Asynchronous hatching creates a size hierarchy among siblings and a survival disadvantage for last-hatched nestlings. Female birds can influence this disadvantage by differentially investing maternal resources, such as carotenoids, across the laying sequence. We studied intraclutch variation in carotenoid concentrations in Yellow-headed Blackbirds (Xanthocephalus xanthocephalus) and predicted that yolk concentrations would decrease across the laying sequence, because nestling mortality is inversely related to hatching order in this species. We quantified intraclutch variation in the concentrations of total and individual identifiable carotenoids (β-carotene, β-cryptoxanthin, lutein, and zeaxanthin) in Yellow-headed Blackbird eggs collected from five breeding colonies, and correlated these concentrations with egg mass, yolk mass, and yolk water content.
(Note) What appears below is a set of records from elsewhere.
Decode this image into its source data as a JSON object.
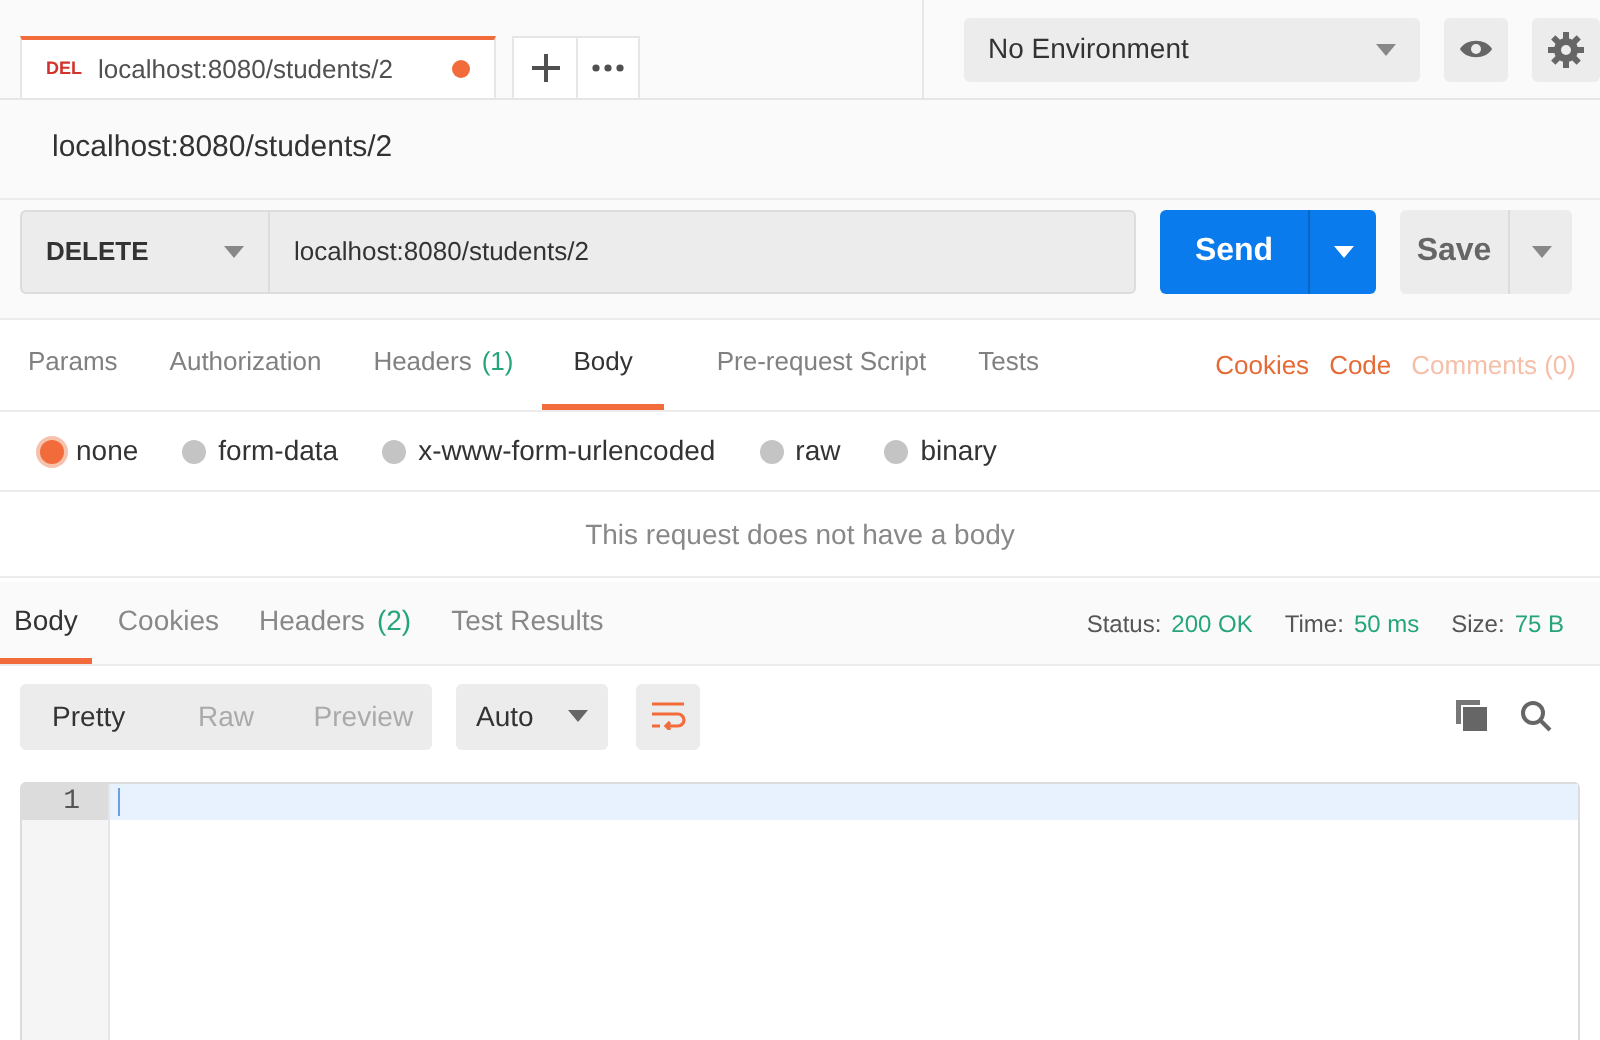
{
  "tab": {
    "method": "DEL",
    "title": "localhost:8080/students/2",
    "unsaved": true
  },
  "environment": {
    "value": "No Environment"
  },
  "request_name": "localhost:8080/students/2",
  "request": {
    "method": "DELETE",
    "url": "localhost:8080/students/2",
    "send": "Send",
    "save": "Save"
  },
  "request_tabs": [
    {
      "label": "Params",
      "selected": false
    },
    {
      "label": "Authorization",
      "selected": false
    },
    {
      "label": "Headers",
      "count": "(1)",
      "selected": false
    },
    {
      "label": "Body",
      "selected": true
    },
    {
      "label": "Pre-request Script",
      "selected": false
    },
    {
      "label": "Tests",
      "selected": false
    }
  ],
  "request_links": [
    {
      "label": "Cookies",
      "disabled": false
    },
    {
      "label": "Code",
      "disabled": false
    },
    {
      "label": "Comments (0)",
      "disabled": true
    }
  ],
  "body_types": [
    {
      "label": "none",
      "selected": true
    },
    {
      "label": "form-data",
      "selected": false
    },
    {
      "label": "x-www-form-urlencoded",
      "selected": false
    },
    {
      "label": "raw",
      "selected": false
    },
    {
      "label": "binary",
      "selected": false
    }
  ],
  "body_message": "This request does not have a body",
  "response_tabs": [
    {
      "label": "Body",
      "selected": true
    },
    {
      "label": "Cookies",
      "selected": false
    },
    {
      "label": "Headers",
      "count": "(2)",
      "selected": false
    },
    {
      "label": "Test Results",
      "selected": false
    }
  ],
  "response_stats": [
    {
      "label": "Status:",
      "value": "200 OK"
    },
    {
      "label": "Time:",
      "value": "50 ms"
    },
    {
      "label": "Size:",
      "value": "75 B"
    }
  ],
  "view_modes": [
    {
      "label": "Pretty",
      "selected": true
    },
    {
      "label": "Raw",
      "selected": false
    },
    {
      "label": "Preview",
      "selected": false
    }
  ],
  "format": "Auto",
  "line_numbers": [
    "1"
  ]
}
Carotenoid concentrations were not related significantly to any of the egg metrics measured. The concentration of total identifiable carotenoids increased across the laying sequence in Yellow-headed Blackbird eggs, which is the opposite of what has been found in most other passerines. Concentrations of the two most abundant carotenoids, β-carotene and β-cryptoxanthin, and zeaxanthin, all increased across the laying sequence, whereas the concentration of less-abundant lutein decreased. If yolk carotenoid concentrations contribute to increased survival of older over younger Yellow-headed Blackbird nestlings, concentrations of specific carotenoids, such as lutein, may be important. The differential change in concentrations of the various carotenoids across Yellow-headed Blackbird clutches may be attributable to the availability of these compounds in the diet combined with differences in absorption and antioxidant function.
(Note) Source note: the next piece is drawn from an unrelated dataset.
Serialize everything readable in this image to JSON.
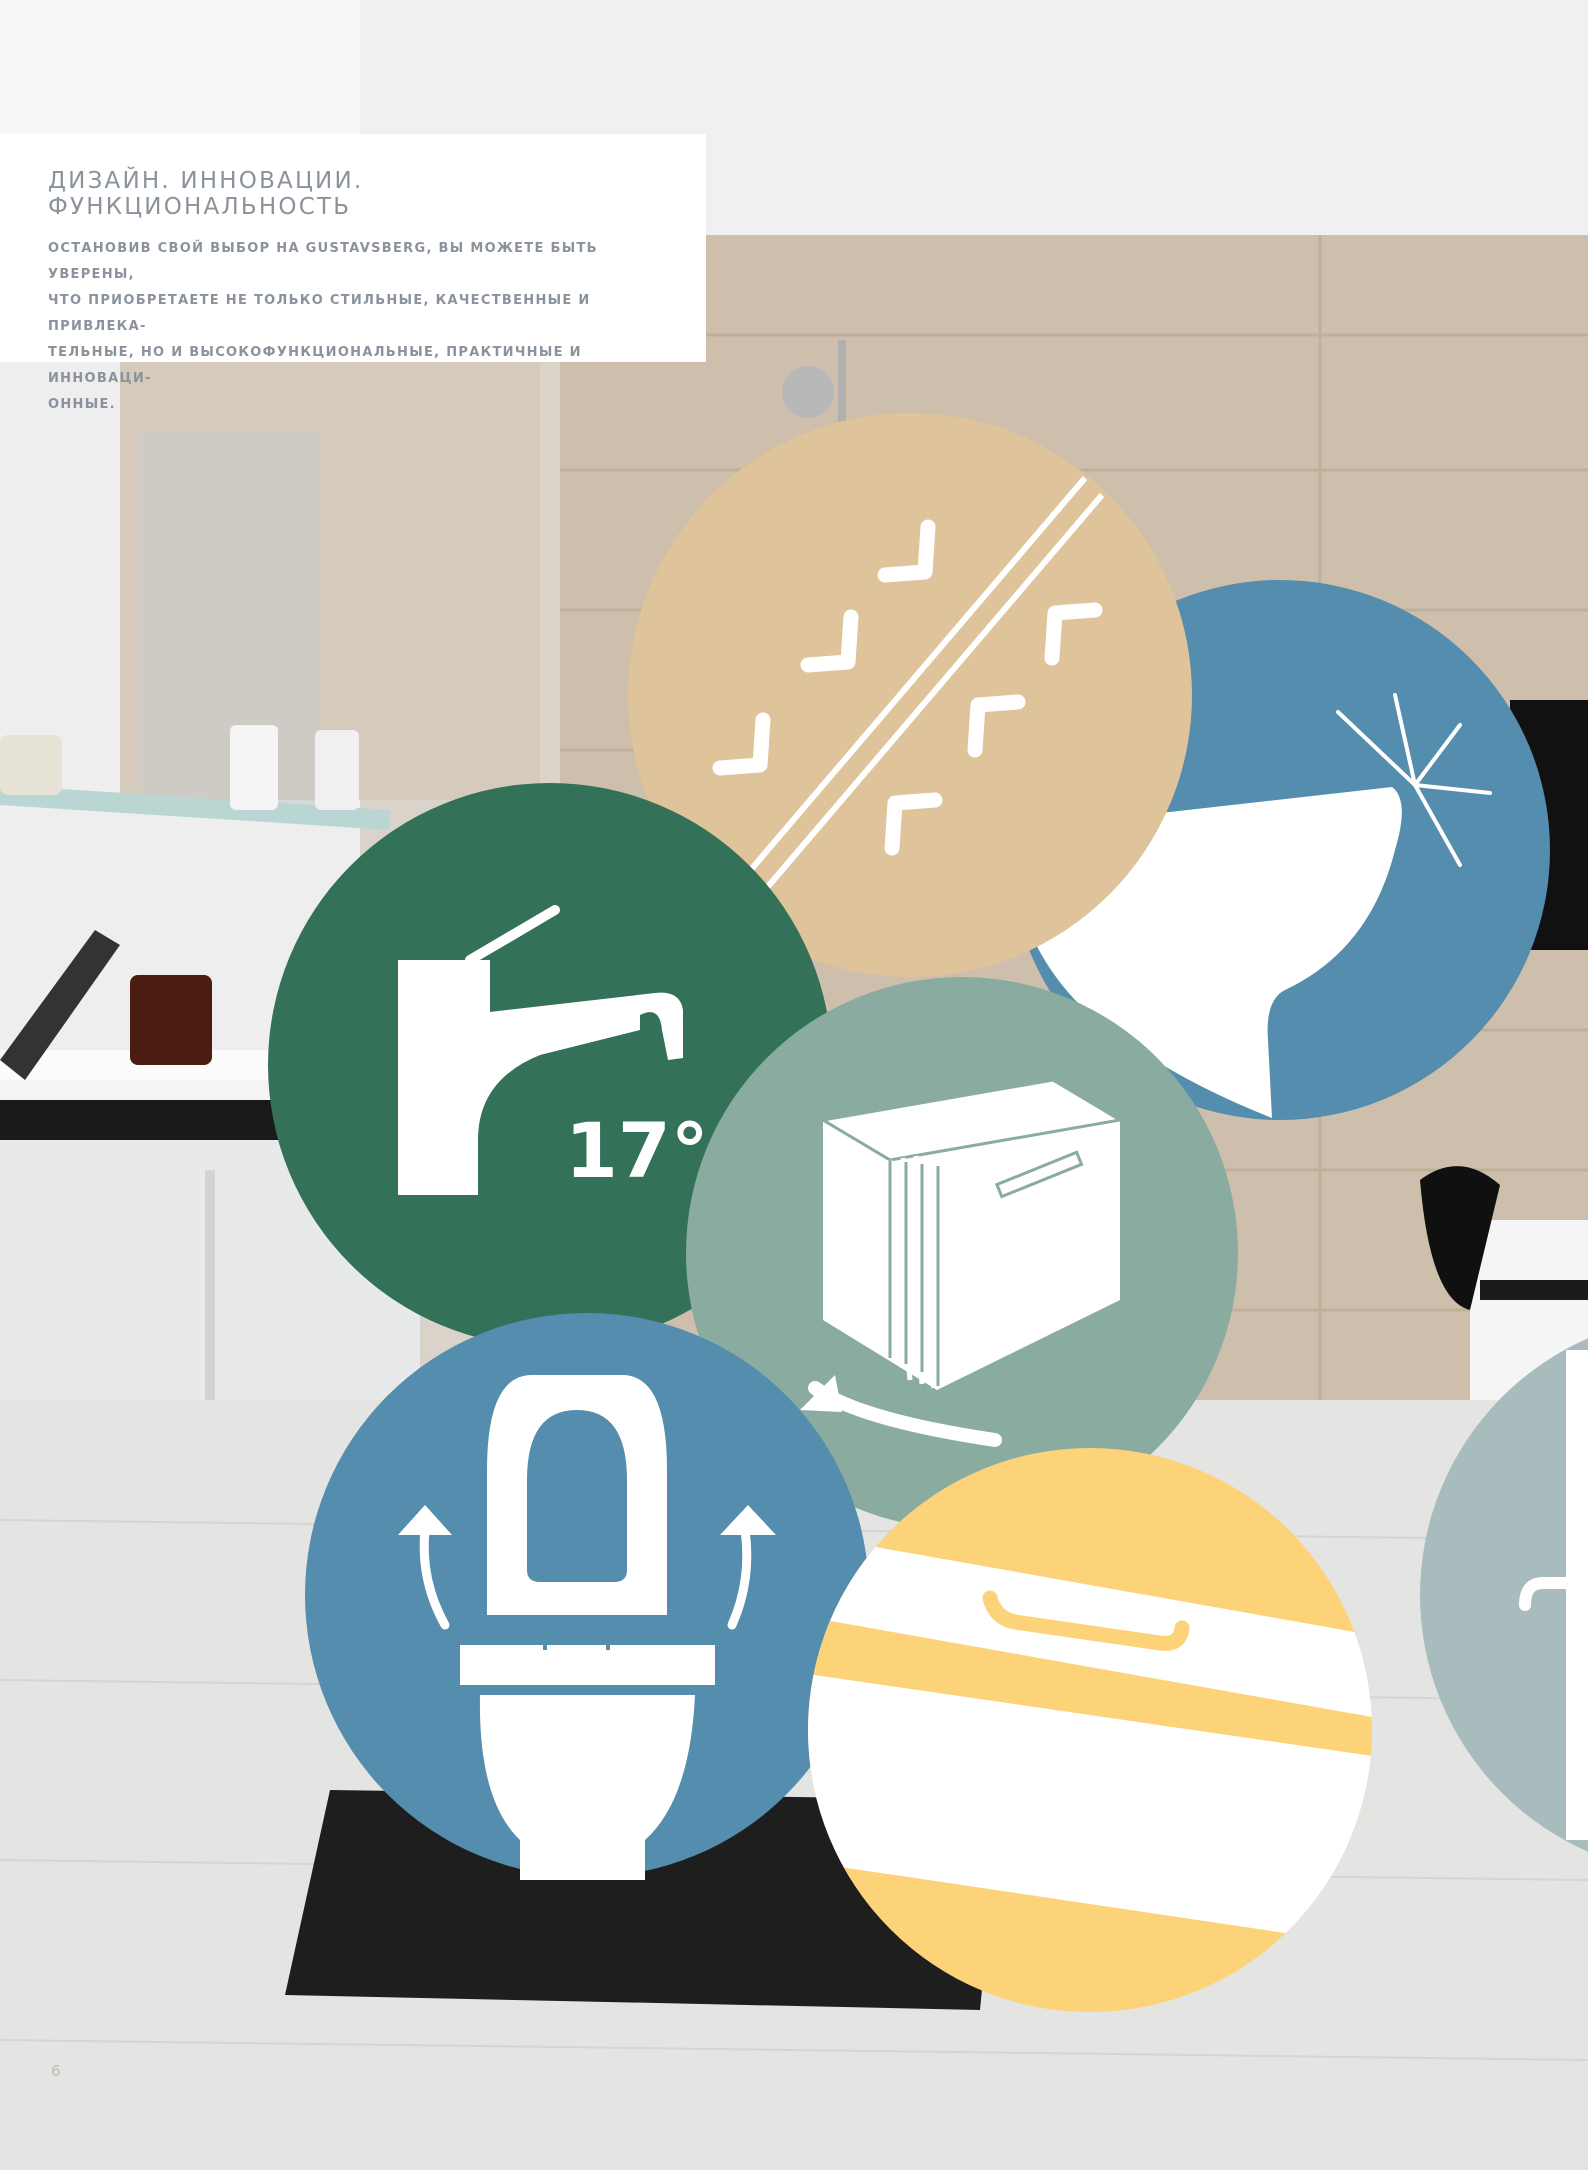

- Laying sequence
- Xanthocephalus xanthocephalus
- Yellow-headed Blackbird